Acquire books one at a time as you find you need them. With the Internet and Google, there is much less need to buy books. I have a huge number of books and throw some very costly ones away from time to time simply because they are no longer technologically relevant.
You know when you learned to speak a new language, you probably started with a method to help you learn practical things like words and phrases. You also purchased a grammar that explained the language and became a reference tool on usage and how to structure things.
So it is with Java, I suggest:
The first is the book to start with; the second you could do without if you don't mind sorting through Google looking for "grammar" help.

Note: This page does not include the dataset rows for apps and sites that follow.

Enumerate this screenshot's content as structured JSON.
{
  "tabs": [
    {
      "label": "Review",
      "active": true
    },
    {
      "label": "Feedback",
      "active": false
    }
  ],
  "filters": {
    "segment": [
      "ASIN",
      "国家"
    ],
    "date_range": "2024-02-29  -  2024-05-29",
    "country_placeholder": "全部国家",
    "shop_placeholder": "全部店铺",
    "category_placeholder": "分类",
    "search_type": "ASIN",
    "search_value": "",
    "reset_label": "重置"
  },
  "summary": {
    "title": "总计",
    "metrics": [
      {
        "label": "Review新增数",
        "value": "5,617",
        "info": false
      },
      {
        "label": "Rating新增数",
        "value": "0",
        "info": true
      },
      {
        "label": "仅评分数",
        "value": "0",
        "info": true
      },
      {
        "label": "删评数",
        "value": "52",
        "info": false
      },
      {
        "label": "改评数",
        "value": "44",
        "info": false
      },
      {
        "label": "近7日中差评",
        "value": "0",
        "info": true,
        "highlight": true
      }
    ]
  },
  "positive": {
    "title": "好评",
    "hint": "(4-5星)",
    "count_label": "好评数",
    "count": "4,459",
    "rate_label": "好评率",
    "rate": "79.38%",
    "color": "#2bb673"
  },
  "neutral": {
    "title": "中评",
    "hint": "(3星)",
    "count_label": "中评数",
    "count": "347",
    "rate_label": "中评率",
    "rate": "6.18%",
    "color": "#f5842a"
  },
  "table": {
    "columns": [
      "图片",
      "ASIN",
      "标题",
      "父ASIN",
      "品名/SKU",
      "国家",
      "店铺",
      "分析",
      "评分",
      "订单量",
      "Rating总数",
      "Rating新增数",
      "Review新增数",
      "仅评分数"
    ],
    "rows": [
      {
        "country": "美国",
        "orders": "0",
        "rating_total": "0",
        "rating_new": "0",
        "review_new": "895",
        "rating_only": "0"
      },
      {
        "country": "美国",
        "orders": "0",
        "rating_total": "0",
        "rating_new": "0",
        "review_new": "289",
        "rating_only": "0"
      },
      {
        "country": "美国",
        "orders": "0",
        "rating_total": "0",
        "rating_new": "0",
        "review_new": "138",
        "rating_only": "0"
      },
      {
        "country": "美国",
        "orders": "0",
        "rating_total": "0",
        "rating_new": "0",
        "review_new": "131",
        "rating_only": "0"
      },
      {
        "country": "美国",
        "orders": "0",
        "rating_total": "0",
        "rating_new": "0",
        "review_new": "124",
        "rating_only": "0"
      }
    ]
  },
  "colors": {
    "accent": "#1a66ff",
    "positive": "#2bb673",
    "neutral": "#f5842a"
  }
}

Later, as you get more into Java, I suggest the following books. By suggesting them, I mean to say that I use Google a lot, so I wouldn't suggest these unless I thought they imparted knowledge and wisdom that make them worth acquiring instead of using Google. You can get a lot of advice on the Internet, but some is bad. The advice from these works is rock-solid.
As a believer in "test first, code after", I would also suggest these books. The first one is less theoretical and more practical; the second is more or less the Bible on the topic.
I'm a huge fan of O'Reilly's Head First series. For this reason, I have a lot of them. One of my very favorite was Head First Design Patterns. It rocks.